After a decade of working, mostly in a bookstore, studying, and occasionally teaching, I returned to get my master’s in World Music. I studied a wide range of areas, including American Indian music, Korean court music, Sumatran Batak music, and Indian classical music. But my main emphases were Bali and Africa. The department at San Diego State brought master native teachers from around the world and I was able to study gamelan with I Wayan Sinti, I Wayan Rai S., I Komang Astita, and K.R.T. Wasitodiningrat (Pak Cokro), among others. I studied African music with J.H. Kwabena Nketia, Ghanaian drumming with Kwaku Ladzekpo, and Senegalese drumming with Zak Diouf.
I had a genuine World Music Moment when, during a summer study in Indonesia, I watched a session with the rare Batak nine-drum ensemble at Lake Toba. They asked if anyone wanted to try, so I picked up the sticks and astonished them, and myself, when the breakneck, interlocking parts were channeled through Zak and Kwaku.

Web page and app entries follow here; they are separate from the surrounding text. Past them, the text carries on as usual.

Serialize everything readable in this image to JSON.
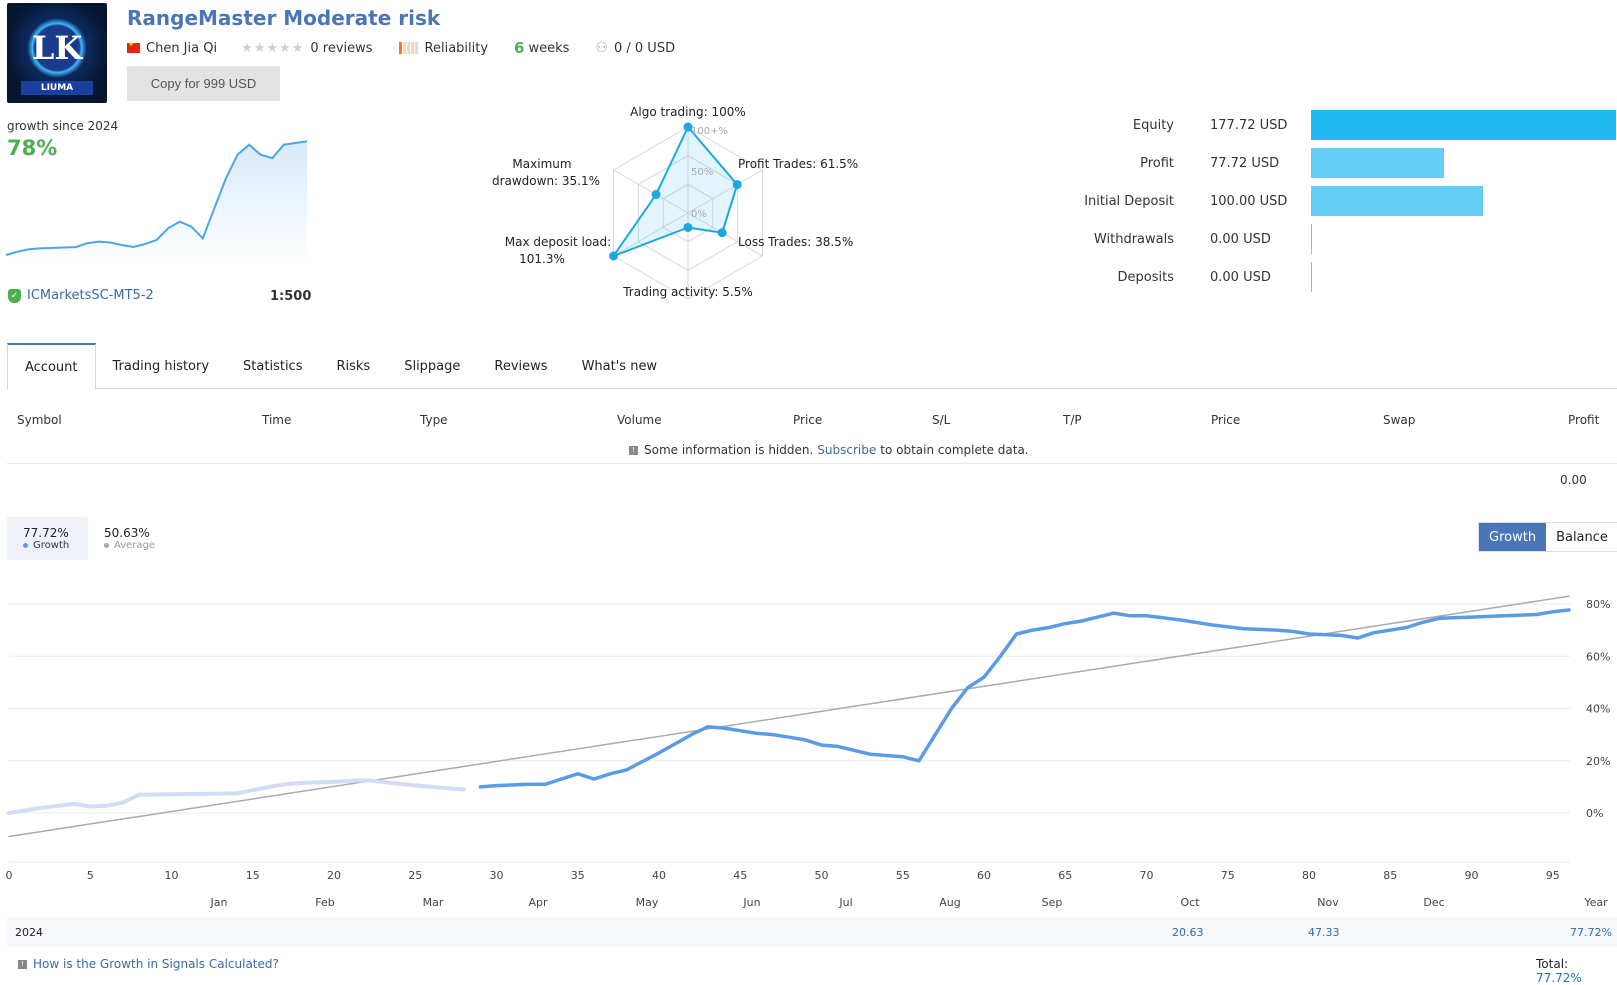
{
  "header": {
    "logo_text": "LK",
    "logo_ribbon": "LIUMA",
    "title": "RangeMaster Moderate risk",
    "author": "Chen Jia Qi",
    "reviews": "0 reviews",
    "rating_stars": 0,
    "reliability_label": "Reliability",
    "reliability_level": 1,
    "weeks_num": "6",
    "weeks_label": "weeks",
    "subscribers": "0 / 0 USD",
    "copy_button": "Copy for 999 USD"
  },
  "summary": {
    "growth_label": "growth since 2024",
    "growth_value": "78%",
    "server": "ICMarketsSC-MT5-2",
    "leverage": "1:500",
    "mini_chart": [
      0,
      2,
      3.5,
      4,
      4.2,
      4.5,
      4.7,
      7,
      8,
      7.5,
      6,
      4.8,
      6.5,
      9,
      16,
      20,
      17,
      10,
      28,
      46,
      60,
      66,
      60,
      58,
      66,
      67,
      68
    ]
  },
  "radar": {
    "scale_labels": [
      "100+%",
      "50%",
      "0%"
    ],
    "axes": [
      {
        "label": "Algo trading: 100%",
        "value": 100
      },
      {
        "label": "Profit Trades: 61.5%",
        "value": 61.5
      },
      {
        "label": "Loss Trades: 38.5%",
        "value": 38.5
      },
      {
        "label": "Trading activity: 5.5%",
        "value": 5.5
      },
      {
        "label_line1": "Max deposit load:",
        "label_line2": "101.3%",
        "value": 101.3
      },
      {
        "label_line1": "Maximum",
        "label_line2": "drawdown: 35.1%",
        "value": 35.1
      }
    ]
  },
  "balance_bars": [
    {
      "label": "Equity",
      "value": "177.72 USD",
      "amount": 177.72,
      "color": "#22b8f0"
    },
    {
      "label": "Profit",
      "value": "77.72 USD",
      "amount": 77.72,
      "color": "#63cdf4"
    },
    {
      "label": "Initial Deposit",
      "value": "100.00 USD",
      "amount": 100.0,
      "color": "#63cdf4"
    },
    {
      "label": "Withdrawals",
      "value": "0.00 USD",
      "amount": 0,
      "color": "#63cdf4"
    },
    {
      "label": "Deposits",
      "value": "0.00 USD",
      "amount": 0,
      "color": "#63cdf4"
    }
  ],
  "tabs": [
    "Account",
    "Trading history",
    "Statistics",
    "Risks",
    "Slippage",
    "Reviews",
    "What's new"
  ],
  "active_tab": "Account",
  "table": {
    "columns": [
      "Symbol",
      "Time",
      "Type",
      "Volume",
      "Price",
      "S/L",
      "T/P",
      "Price",
      "Swap",
      "Profit"
    ],
    "hidden_prefix": "Some information is hidden.",
    "hidden_link": "Subscribe",
    "hidden_suffix": "to obtain complete data.",
    "total_profit": "0.00"
  },
  "growth_chart": {
    "legend_growth_value": "77.72%",
    "legend_growth_label": "Growth",
    "legend_average_value": "50.63%",
    "legend_average_label": "Average",
    "toggle": [
      "Growth",
      "Balance"
    ],
    "active_toggle": "Growth",
    "year_label": "2024",
    "month_values": {
      "Oct": "20.63",
      "Nov": "47.33"
    },
    "year_total": "77.72%",
    "help_link": "How is the Growth in Signals Calculated?",
    "total_label": "Total:",
    "total_value": "77.72%"
  },
  "chart_data": {
    "type": "line",
    "title": "",
    "xlabel": "",
    "ylabel": "",
    "x_ticks": [
      0,
      5,
      10,
      15,
      20,
      25,
      30,
      35,
      40,
      45,
      50,
      55,
      60,
      65,
      70,
      75,
      80,
      85,
      90,
      95
    ],
    "y_ticks": [
      "0%",
      "20%",
      "40%",
      "60%",
      "80%"
    ],
    "xlim": [
      0,
      96
    ],
    "ylim": [
      -18,
      90
    ],
    "month_labels": [
      "Jan",
      "Feb",
      "Mar",
      "Apr",
      "May",
      "Jun",
      "Jul",
      "Aug",
      "Sep",
      "Oct",
      "Nov",
      "Dec",
      "Year"
    ],
    "grid": true,
    "series": [
      {
        "name": "Growth (before signal start)",
        "color": "#d3dcf5",
        "x": [
          0,
          2,
          4,
          5,
          6,
          7,
          8,
          10,
          12,
          14,
          16,
          17,
          18,
          20,
          22,
          24,
          26,
          28
        ],
        "y": [
          0,
          2,
          3.5,
          2.5,
          2.8,
          4,
          7,
          7.2,
          7.3,
          7.5,
          10,
          11,
          11.5,
          12,
          12.5,
          11.2,
          10,
          9
        ]
      },
      {
        "name": "Growth",
        "color": "#5b9be6",
        "x": [
          29,
          30,
          32,
          33,
          34,
          35,
          36,
          37,
          38,
          40,
          42,
          43,
          44,
          45,
          46,
          47,
          48,
          49,
          50,
          51,
          52,
          53,
          54,
          55,
          56,
          57,
          58,
          59,
          60,
          61,
          62,
          63,
          64,
          65,
          66,
          67,
          68,
          69,
          70,
          72,
          74,
          76,
          78,
          79,
          80,
          82,
          83,
          84,
          85,
          86,
          87,
          88,
          89,
          90,
          92,
          94,
          95,
          96
        ],
        "y": [
          10,
          10.5,
          11,
          11,
          13,
          15,
          13,
          15,
          16.5,
          23,
          30,
          33,
          32.5,
          31.5,
          30.5,
          30,
          29,
          28,
          26,
          25.5,
          24,
          22.5,
          22,
          21.5,
          20,
          30,
          40,
          48,
          52,
          60,
          68.5,
          70,
          71,
          72.5,
          73.5,
          75,
          76.5,
          75.5,
          75.5,
          74,
          72,
          70.5,
          70,
          69.5,
          68.5,
          68,
          67,
          69,
          70,
          71,
          73,
          74.5,
          74.8,
          75,
          75.5,
          76,
          77,
          77.72
        ]
      },
      {
        "name": "Average",
        "color": "#aaaaaa",
        "x": [
          0,
          96
        ],
        "y": [
          -9,
          83
        ]
      }
    ]
  }
}
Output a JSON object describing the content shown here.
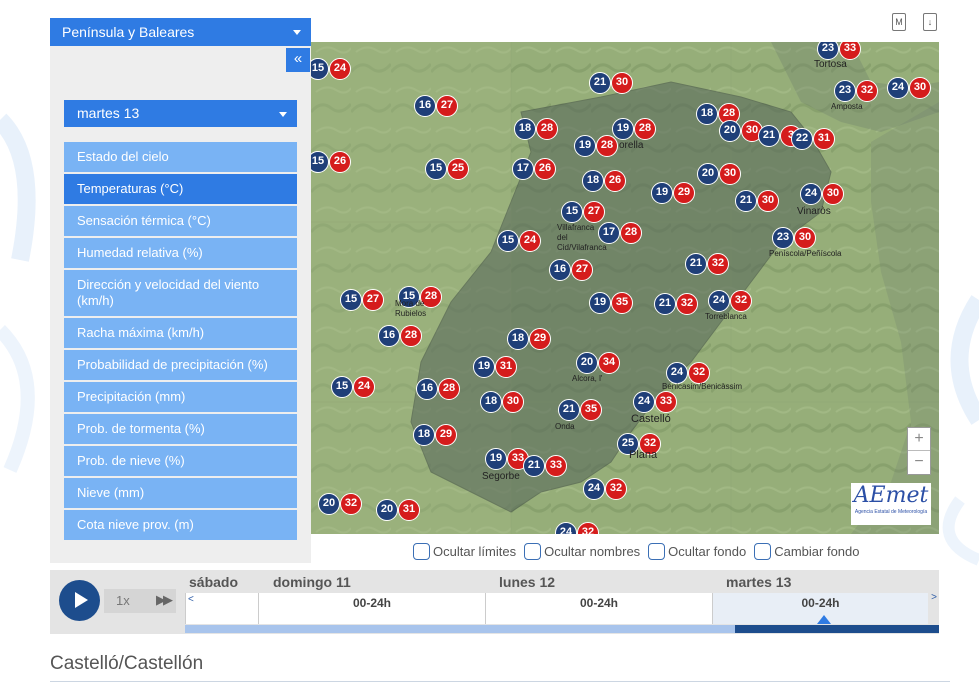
{
  "region_select": "Península y Baleares",
  "collapse_label": "«",
  "day_select": "martes 13",
  "menu": [
    {
      "label": "Estado del cielo",
      "active": false
    },
    {
      "label": "Temperaturas (°C)",
      "active": true
    },
    {
      "label": "Sensación térmica (°C)",
      "active": false
    },
    {
      "label": "Humedad relativa (%)",
      "active": false
    },
    {
      "label": "Dirección y velocidad del viento (km/h)",
      "active": false
    },
    {
      "label": "Racha máxima (km/h)",
      "active": false
    },
    {
      "label": "Probabilidad de precipitación (%)",
      "active": false
    },
    {
      "label": "Precipitación (mm)",
      "active": false
    },
    {
      "label": "Prob. de tormenta (%)",
      "active": false
    },
    {
      "label": "Prob. de nieve (%)",
      "active": false
    },
    {
      "label": "Nieve (mm)",
      "active": false
    },
    {
      "label": "Cota nieve prov. (m)",
      "active": false
    }
  ],
  "map_icons": [
    "M",
    "↓"
  ],
  "map": {
    "stations": [
      {
        "min": "23",
        "max": "33"
      },
      {
        "min": "15",
        "max": "24"
      },
      {
        "min": "21",
        "max": "30"
      },
      {
        "min": "16",
        "max": "27"
      },
      {
        "min": "18",
        "max": "28"
      },
      {
        "min": "19",
        "max": "28"
      },
      {
        "min": "18",
        "max": "28"
      },
      {
        "min": "23",
        "max": "32"
      },
      {
        "min": "24",
        "max": "30"
      },
      {
        "min": "20",
        "max": "30"
      },
      {
        "min": "21",
        "max": "3"
      },
      {
        "min": "22",
        "max": "31"
      },
      {
        "min": "19",
        "max": "28"
      },
      {
        "min": "15",
        "max": "26"
      },
      {
        "min": "15",
        "max": "25"
      },
      {
        "min": "17",
        "max": "26"
      },
      {
        "min": "18",
        "max": "26"
      },
      {
        "min": "19",
        "max": "29"
      },
      {
        "min": "20",
        "max": "30"
      },
      {
        "min": "24",
        "max": "30"
      },
      {
        "min": "15",
        "max": "27"
      },
      {
        "min": "21",
        "max": "30"
      },
      {
        "min": "17",
        "max": "28"
      },
      {
        "min": "15",
        "max": "24"
      },
      {
        "min": "23",
        "max": "30"
      },
      {
        "min": "16",
        "max": "27"
      },
      {
        "min": "21",
        "max": "32"
      },
      {
        "min": "15",
        "max": "28"
      },
      {
        "min": "15",
        "max": "27"
      },
      {
        "min": "19",
        "max": "35"
      },
      {
        "min": "21",
        "max": "32"
      },
      {
        "min": "24",
        "max": "32"
      },
      {
        "min": "16",
        "max": "28"
      },
      {
        "min": "18",
        "max": "29"
      },
      {
        "min": "20",
        "max": "34"
      },
      {
        "min": "19",
        "max": "31"
      },
      {
        "min": "24",
        "max": "32"
      },
      {
        "min": "15",
        "max": "24"
      },
      {
        "min": "16",
        "max": "28"
      },
      {
        "min": "18",
        "max": "30"
      },
      {
        "min": "21",
        "max": "35"
      },
      {
        "min": "24",
        "max": "33"
      },
      {
        "min": "18",
        "max": "29"
      },
      {
        "min": "25",
        "max": "32"
      },
      {
        "min": "19",
        "max": "33"
      },
      {
        "min": "21",
        "max": "33"
      },
      {
        "min": "24",
        "max": "32"
      },
      {
        "min": "20",
        "max": "32"
      },
      {
        "min": "20",
        "max": "31"
      },
      {
        "min": "24",
        "max": "32"
      }
    ],
    "towns": {
      "tortosa": "Tortosa",
      "amposta": "Amposta",
      "morella": "orella",
      "vinaros": "Vinaròs",
      "villafranca": "Villafranca\ndel\nCid/Vilafranca",
      "peniscola": "Peníscola/Peñíscola",
      "mora": "Mora de\nRubielos",
      "torreblanca": "Torreblanca",
      "alcora": "Alcora, l'",
      "benicasim": "Benicasim/Benicàssim",
      "castello": "Castelló",
      "onda": "Onda",
      "plana": "Plana",
      "segorbe": "Segorbe"
    },
    "zoom_in": "+",
    "zoom_out": "−",
    "logo_text": "AEmet",
    "logo_sub": "Agencia Estatal de Meteorología"
  },
  "checkboxes": [
    "Ocultar límites",
    "Ocultar nombres",
    "Ocultar fondo",
    "Cambiar fondo"
  ],
  "timeline": {
    "speed": "1x",
    "ff": "▶▶",
    "days": [
      "sábado 10",
      "domingo 11",
      "lunes 12",
      "martes 13"
    ],
    "slot_label": "00-24h",
    "prev": "<",
    "next": ">",
    "progress": 0.73
  },
  "station_title": "Castelló/Castellón"
}
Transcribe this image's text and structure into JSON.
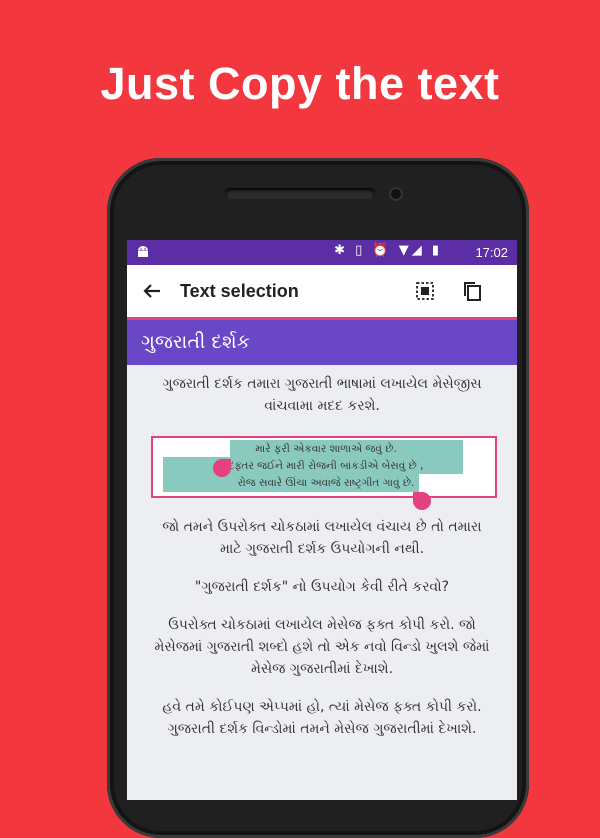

I presented my M.A. lecture-demonstration to a special meeting of the Southern California branch of the Society for Ethnomusicology. Mantle Hood was the honoree and he came up to me afterward, offered to publish my work, and invited me to come back to the University of Maryland Baltimore County to study with him. He had maintained for years that ethnomusicology was an approach and technique which could, and should, be applied to any and all music, not just “exotic” musics. My work had been about using world music styles and techniques to inform and understand medieval European music, so he was excited about the possibilities. It didn’t take me long to say “yes.”
While at UMBC I studied gamelan theory with Mantle, but most of my research was with Jozef Pacholczyk, my mentor and immediate friend. I often say that I walked into Jozef’s office the first day on campus, sat down, and we talked nonstop for the next three years. I did find time to have wonderful academic experiences, including studying kora with the late Djimo Kouyate. And Wayan Rai came back to UMBC to study and we got our PhD’s on the same day.
I believe, more strongly than ever, that everything is related and that no knowledge is ever wasted. My interests become broader with each passing day and each bit of information. I know my insights have deepened precisely because of the widening scope of my experiences, and I wish to share this understanding with all.

With my sister, Lee, at her home in Mountain Ranch in 2011.

I suspect that delaying my monetary gratification has been a factor in my love life. I have been extremely fortunate to have been loved by more beautiful, intelligent, funny, charming, passionate, experienced women than I ever imagined possible. If one of them had, perhaps, been a little less intelligent I might have convinced her to marry me. But I think my lack of prospects has been my undoing. However, hope springs eternal and I continue to be optimistic about my chances. They say that men are at a premium in the old folks’ home.